Show All Figures
getmorefigures.php?uid=PMC2172611&req=5

fig6: Presenilin inhibitor blocks the loss of detachment force between Notch receptors and Dl. (A) Detachment forces between the S2-Dl cantilevers and 1% DMSO-pretreated S2 cells expressing Notch receptors, in 1× PBS+Ca2+. (B) Detachment force between the S2-Dl cantilevers and 1% DMSO + Psn inhibitor–pretreated S2 cells expressing Notch receptors, in 1× PBS+Ca2+. (C) A Western blot showing the amounts of Notch in the presence or absence of the Psn inhibitor. (D) A Western blot showing the amounts of NΔB molecules in the absence or presence of 5× Psn inhibitor.
Mentions: To determine if the decrease in detachment force was indeed due to Psn cleavage, we treated the S2 cells expressing various Notch receptors with DFK-167 Psn inhibitor for 30 min, washed the cells, and then measured the detachment force with the S2-Dl cantilever.
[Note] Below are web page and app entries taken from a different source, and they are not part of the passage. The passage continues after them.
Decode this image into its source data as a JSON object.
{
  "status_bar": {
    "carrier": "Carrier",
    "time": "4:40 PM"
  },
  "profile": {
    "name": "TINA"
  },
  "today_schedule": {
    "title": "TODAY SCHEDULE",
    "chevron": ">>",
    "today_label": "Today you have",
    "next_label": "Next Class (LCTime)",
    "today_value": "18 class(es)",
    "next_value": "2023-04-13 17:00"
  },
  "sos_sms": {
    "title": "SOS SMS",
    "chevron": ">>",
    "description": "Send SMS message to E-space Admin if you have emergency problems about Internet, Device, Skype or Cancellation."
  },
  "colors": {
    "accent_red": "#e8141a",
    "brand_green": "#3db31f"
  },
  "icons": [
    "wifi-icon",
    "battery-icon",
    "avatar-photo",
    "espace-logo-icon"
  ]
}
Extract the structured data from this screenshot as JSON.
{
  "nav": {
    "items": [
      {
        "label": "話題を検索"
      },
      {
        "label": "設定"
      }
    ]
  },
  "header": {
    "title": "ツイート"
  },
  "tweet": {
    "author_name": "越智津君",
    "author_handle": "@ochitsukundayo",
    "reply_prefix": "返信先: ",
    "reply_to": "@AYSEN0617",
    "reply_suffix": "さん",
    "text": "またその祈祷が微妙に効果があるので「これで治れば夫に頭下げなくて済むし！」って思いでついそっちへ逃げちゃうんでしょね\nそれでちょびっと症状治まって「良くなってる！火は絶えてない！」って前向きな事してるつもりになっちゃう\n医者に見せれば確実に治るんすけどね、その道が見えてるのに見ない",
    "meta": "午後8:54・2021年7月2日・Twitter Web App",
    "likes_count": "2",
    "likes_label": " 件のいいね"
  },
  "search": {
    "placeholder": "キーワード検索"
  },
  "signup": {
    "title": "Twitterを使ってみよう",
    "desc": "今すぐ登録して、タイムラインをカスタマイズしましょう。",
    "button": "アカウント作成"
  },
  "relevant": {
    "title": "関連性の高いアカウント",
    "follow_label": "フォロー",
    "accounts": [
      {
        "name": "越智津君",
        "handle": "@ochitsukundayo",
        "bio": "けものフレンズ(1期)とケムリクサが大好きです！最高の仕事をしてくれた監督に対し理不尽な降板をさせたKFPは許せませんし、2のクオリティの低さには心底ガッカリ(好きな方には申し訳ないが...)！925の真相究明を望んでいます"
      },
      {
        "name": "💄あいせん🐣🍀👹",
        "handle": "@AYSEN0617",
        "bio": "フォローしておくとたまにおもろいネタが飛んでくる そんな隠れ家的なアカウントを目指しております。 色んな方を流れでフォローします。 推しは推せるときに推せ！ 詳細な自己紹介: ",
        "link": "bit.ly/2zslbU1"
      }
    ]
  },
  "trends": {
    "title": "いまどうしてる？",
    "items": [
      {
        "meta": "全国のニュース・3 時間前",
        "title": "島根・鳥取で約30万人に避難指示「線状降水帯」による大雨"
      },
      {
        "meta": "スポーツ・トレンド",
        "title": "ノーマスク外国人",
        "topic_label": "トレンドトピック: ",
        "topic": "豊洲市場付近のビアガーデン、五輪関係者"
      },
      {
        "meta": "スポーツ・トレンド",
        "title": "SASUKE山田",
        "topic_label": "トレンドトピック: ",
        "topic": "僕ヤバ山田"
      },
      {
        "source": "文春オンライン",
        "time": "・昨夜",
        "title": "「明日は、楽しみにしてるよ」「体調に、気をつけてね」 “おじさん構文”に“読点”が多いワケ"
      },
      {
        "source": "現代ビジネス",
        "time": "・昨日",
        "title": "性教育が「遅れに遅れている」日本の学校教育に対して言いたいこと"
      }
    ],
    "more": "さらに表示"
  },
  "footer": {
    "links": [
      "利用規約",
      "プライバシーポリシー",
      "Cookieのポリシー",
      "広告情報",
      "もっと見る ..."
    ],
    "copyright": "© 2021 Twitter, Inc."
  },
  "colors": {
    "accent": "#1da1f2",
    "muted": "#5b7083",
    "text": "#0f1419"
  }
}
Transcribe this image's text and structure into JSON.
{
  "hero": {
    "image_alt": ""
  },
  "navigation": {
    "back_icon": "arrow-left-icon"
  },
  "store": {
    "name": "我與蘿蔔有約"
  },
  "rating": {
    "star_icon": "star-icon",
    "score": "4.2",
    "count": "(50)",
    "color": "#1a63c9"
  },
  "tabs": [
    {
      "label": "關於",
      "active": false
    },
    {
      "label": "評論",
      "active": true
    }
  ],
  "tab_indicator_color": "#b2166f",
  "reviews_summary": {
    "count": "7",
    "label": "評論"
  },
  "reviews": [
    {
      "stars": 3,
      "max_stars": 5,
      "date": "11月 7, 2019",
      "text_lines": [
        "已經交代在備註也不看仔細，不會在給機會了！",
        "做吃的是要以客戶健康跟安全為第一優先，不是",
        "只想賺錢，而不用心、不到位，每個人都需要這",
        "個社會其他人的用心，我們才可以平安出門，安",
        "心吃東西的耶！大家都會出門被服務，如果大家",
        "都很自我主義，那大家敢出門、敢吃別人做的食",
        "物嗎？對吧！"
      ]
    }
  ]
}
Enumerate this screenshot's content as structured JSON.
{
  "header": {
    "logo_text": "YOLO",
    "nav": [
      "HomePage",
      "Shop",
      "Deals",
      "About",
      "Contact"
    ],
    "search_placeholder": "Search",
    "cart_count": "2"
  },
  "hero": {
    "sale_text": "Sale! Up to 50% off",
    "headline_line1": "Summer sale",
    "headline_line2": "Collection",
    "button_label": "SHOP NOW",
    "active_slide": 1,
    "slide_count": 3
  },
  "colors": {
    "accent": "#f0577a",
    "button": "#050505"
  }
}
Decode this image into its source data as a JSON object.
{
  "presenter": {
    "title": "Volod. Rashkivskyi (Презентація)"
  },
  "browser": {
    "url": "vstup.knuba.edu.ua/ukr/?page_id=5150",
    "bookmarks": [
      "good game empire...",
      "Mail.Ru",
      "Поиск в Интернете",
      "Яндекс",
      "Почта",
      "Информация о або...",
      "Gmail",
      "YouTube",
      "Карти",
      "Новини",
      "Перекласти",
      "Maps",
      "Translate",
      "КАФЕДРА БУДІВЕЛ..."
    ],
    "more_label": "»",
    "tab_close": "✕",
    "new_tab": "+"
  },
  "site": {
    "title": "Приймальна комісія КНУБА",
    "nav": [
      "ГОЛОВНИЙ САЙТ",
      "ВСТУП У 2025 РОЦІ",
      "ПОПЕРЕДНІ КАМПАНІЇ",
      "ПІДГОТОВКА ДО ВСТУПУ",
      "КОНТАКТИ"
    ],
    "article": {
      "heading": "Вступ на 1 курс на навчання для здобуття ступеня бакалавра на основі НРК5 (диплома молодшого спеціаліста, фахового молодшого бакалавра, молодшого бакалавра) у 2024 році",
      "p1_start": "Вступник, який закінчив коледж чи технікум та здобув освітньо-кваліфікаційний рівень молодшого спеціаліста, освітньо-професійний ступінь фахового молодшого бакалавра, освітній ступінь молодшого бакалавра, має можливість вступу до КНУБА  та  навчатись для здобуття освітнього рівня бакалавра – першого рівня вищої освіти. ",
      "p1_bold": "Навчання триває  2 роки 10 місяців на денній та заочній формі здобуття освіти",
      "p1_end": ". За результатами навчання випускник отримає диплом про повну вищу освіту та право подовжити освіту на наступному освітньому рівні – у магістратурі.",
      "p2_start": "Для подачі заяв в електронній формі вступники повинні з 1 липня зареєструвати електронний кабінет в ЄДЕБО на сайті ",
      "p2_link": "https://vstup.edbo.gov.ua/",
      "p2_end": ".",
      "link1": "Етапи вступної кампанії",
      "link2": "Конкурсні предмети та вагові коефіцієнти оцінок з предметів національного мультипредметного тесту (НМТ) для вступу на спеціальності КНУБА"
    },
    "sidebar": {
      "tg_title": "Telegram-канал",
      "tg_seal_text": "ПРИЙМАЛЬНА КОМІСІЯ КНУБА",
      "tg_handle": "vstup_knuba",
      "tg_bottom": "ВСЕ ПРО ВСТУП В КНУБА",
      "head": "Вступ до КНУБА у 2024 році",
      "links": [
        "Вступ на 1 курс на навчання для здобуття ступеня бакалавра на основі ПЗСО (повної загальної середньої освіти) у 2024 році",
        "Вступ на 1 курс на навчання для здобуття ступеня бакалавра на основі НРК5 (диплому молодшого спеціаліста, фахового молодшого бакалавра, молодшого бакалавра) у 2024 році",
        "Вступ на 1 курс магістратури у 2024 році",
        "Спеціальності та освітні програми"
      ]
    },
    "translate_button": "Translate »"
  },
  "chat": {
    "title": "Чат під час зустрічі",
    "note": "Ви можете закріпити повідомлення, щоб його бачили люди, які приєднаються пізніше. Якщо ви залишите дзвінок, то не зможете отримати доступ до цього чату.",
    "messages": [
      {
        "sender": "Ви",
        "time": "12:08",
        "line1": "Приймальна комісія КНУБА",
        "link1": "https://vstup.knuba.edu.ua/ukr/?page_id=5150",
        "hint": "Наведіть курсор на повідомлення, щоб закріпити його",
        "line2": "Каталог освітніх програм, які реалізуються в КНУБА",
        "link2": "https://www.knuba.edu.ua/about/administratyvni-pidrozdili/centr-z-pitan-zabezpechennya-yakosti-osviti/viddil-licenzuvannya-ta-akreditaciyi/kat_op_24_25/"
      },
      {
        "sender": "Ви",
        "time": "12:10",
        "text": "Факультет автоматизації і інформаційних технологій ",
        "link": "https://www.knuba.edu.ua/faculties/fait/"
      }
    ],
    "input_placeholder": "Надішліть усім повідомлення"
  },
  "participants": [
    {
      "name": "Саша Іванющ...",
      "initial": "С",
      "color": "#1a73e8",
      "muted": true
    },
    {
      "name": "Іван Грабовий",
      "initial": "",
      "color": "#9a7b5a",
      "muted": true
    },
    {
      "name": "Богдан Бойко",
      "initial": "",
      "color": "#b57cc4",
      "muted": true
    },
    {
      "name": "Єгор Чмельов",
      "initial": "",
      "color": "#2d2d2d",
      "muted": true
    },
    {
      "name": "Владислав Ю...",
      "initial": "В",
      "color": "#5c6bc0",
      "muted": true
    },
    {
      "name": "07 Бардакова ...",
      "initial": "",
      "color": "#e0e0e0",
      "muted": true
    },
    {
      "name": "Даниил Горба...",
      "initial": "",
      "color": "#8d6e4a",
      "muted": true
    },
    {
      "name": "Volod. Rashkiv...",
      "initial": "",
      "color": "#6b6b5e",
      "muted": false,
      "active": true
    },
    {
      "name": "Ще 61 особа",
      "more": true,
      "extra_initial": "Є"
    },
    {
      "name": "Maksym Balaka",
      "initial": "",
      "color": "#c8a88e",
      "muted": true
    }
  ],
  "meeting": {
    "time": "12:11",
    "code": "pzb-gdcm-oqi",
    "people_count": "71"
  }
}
DFK-167 is dissolved in DMSO. So, we first measured the temporal change in detachment force between the S2-Dl cantilever and the S2 cells expressing the various Notch receptors that were pretreated with the same concentration of DMSO used with the Psn inhibitor. The level of adhesion force at all time points was lower and the rate of decrease to zero was retarded (particularly with S2-N cells), possibly due to the effect of DMSO on the plasma membranes (compare Fig. 6 A with Fig. 5 A). When the S2 cells expressing various Notch receptors were treated with DMSO + Psn inhibitor, the decrease of the detachment force to zero was blocked with N, N1-2155, Nnd3, and Nmf receptors (Fig. 6 B). The detachment forces between the S2-Dl cantilevers and S2-Dl cells or S2 cells treated with the Psn inhibitor did not increase (unpublished data). Also, when Psn inhibitor–treated S2-Dl cells were used on the cantilever and tested against untreated S2-N cells, the loss in detachment force was not blocked (see later, Fig. 8 E). These observations indicated that the block in the decrease in detachment force was due to the Psn inhibitor affecting N rather than some other general cell adhesion molecules. Western blotting showed that the level of the S2-cleaved N fragment in S2-N cells increased after treatments with the Psn inhibitor, even in the absence of Dl; in the presence of Dl, the levels of the S2 fragment further increased (2.6 ± 0.24 at 120 min, P < 0.05, n = 4) in association with reduced levels of the S3 fragment (Fig. 6 C). Although the effect of the Psn inhibitor was apparent even at 10 min of aggregation, data for longer periods are shown to indicate the robustness of the effect.

Bottom Line: Notch signaling is repeatedly used during animal development to specify cell fates.Reduced turnover or Delta pulling accelerate this loss.These data suggest that strong adhesion between Notch and Delta might serve as a booster for initiating Notch signaling at a high rate.

View Article: PubMed Central - PubMed

Affiliation: Department of Microbiology and Molecular Genetics, The University of Vermont, VT 05405, USA.

ABSTRACT
Notch signaling is repeatedly used during animal development to specify cell fates. Using atomic force microscopy on live cells, chemical inhibitors, and conventional analyses, we show that the rate of Notch signaling is linked to the adhesion force between cells expressing Notch receptors and Delta ligand. Both the Notch extracellular and intracellular domains are required for the high adhesion force with Delta. This high adhesion force is lost within minutes, primarily due to the action of Presenilin on Notch. Reduced turnover or Delta pulling accelerate this loss. These data suggest that strong adhesion between Notch and Delta might serve as a booster for initiating Notch signaling at a high rate.

Show MeSH
Related in: MedlinePlus